Why is he a source of controversy?
Bannon is reviled by many on the left for his role in developing Breitbart, which remains associated with white nationalist ideas, including what's become known as the "alt-right." Critics call Breitbart racist, sexist, xenophobic and anti-Semitic.
Breitbart's Senior Editor-at-Large, Joel Pollak told NPR the website is not any of the things it's been criticized for. "Breitbart News is a conservative website. And we are not racist, we're not anti-Semitic, we're not anti-gay, we're not anti-woman," he said.
Bannon has denied that he is a white nationalist, calling himself an "economic nationalist" with visions of building an "entirely new political movement."
"Dick Cheney. Darth Vader. Satan. That’s power," Bannon told The Hollywood Reporter after being tapped as chief strategist.
What makes him different from other political strategists
Bannon represents one of the platforms that Trump ran his campaign on: Being a political outsider. While many chief strategists have a past rooted in political involvement, Bannon doesn't. And unlike past chief strategists, such as Rove, he spent a short time working for the Trump campaign before being appointed to an administration position, as the Wall Street Journal reported. In the past, chief strategists have spent years working with candidates or their parties.
He was also a quiet figure in the campaign--which isn't typical for most political strategists, who usually work to gather support for candidates. But depsite not being out front doing the talking, Bannon is said to have been one of the driving forces behind Trump's busy first week in office.
What was the reaction to Bannon's NSC move?
Bannon's position on the NSC has drawn sharp criticism from many, including past members of the committee and politicians. John McCain called the move a "radical departure" from past councils.
Michael G. Mullen, who served on the principals committee of which Bannon is now part of, under George W. Bush, penned an editorial in the New York Times criticizing Trump's decision.

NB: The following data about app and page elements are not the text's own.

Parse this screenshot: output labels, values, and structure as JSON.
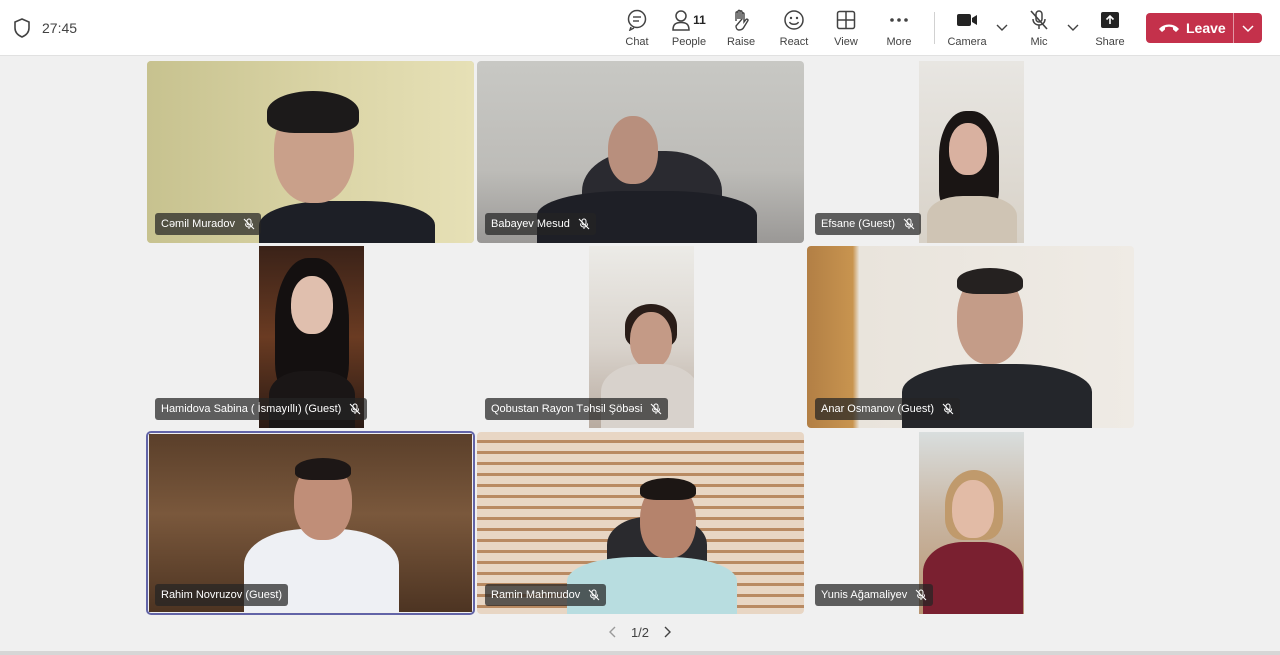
{
  "meeting": {
    "timer": "27:45"
  },
  "toolbar": {
    "chat_label": "Chat",
    "people_label": "People",
    "people_count": "11",
    "raise_label": "Raise",
    "react_label": "React",
    "view_label": "View",
    "more_label": "More",
    "camera_label": "Camera",
    "mic_label": "Mic",
    "share_label": "Share",
    "leave_label": "Leave"
  },
  "participants": [
    {
      "name": "Cəmil Muradov",
      "muted": true
    },
    {
      "name": "Babayev Mesud",
      "muted": true
    },
    {
      "name": "Efsane (Guest)",
      "muted": true
    },
    {
      "name": "Hamidova Sabina ( İsmayıllı) (Guest)",
      "muted": true
    },
    {
      "name": "Qobustan Rayon Təhsil Şöbəsi",
      "muted": true
    },
    {
      "name": "Anar Osmanov (Guest)",
      "muted": true
    },
    {
      "name": "Rahim Novruzov (Guest)",
      "muted": false,
      "active_speaker": true
    },
    {
      "name": "Ramin Mahmudov",
      "muted": true
    },
    {
      "name": "Yunis Ağamaliyev",
      "muted": true
    }
  ],
  "pager": {
    "text": "1/2"
  },
  "colors": {
    "leave": "#c4314b",
    "active_outline": "#6264a7",
    "background": "#f0f0f0"
  },
  "icons": [
    "shield-icon",
    "chat-icon",
    "people-icon",
    "raise-hand-icon",
    "react-icon",
    "view-icon",
    "more-icon",
    "camera-icon",
    "mic-off-icon",
    "share-icon",
    "phone-icon",
    "chevron-down-icon",
    "mic-muted-icon",
    "chevron-left-icon",
    "chevron-right-icon"
  ]
}
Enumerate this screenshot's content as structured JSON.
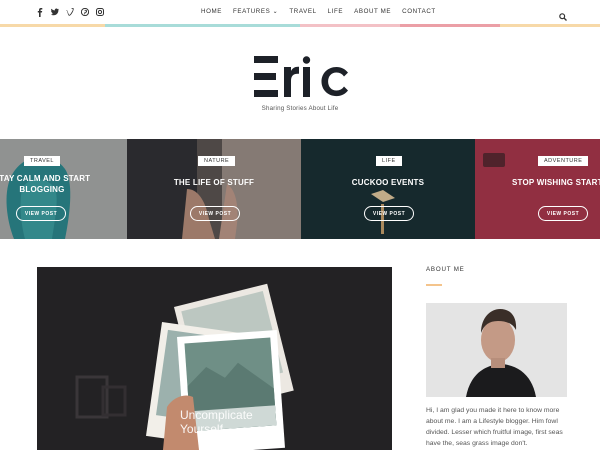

Mullen wrote that having Banon as a voting member of the principals committee "results in a blurring of presidential responsibilities — Republican Party leader and commander in chief — that is unhealthy for the republic." He also argues for putting the Joint Chiefs of Staff and national intelligence director back into a permanent position on the council.
Bannon's position in the council shows a new, growing influence of a political strategist at the intersection of politics and security, the Associated Press reported. The council is meant to be bipartisan, as Mullen pointed out in his editorial.
Former president George W. Bush barred chief strategist Karl Rove from the NSC because he did not want foreign policy decisions to be dictated by politics. The NSC’s decisions, he said at a conference in September, "involve life and death for people in uniform."
In a letter to Trump, House Democrats urged him to remove Bannon from the council, writing that the move is "completely dangerous and morally reprehensible."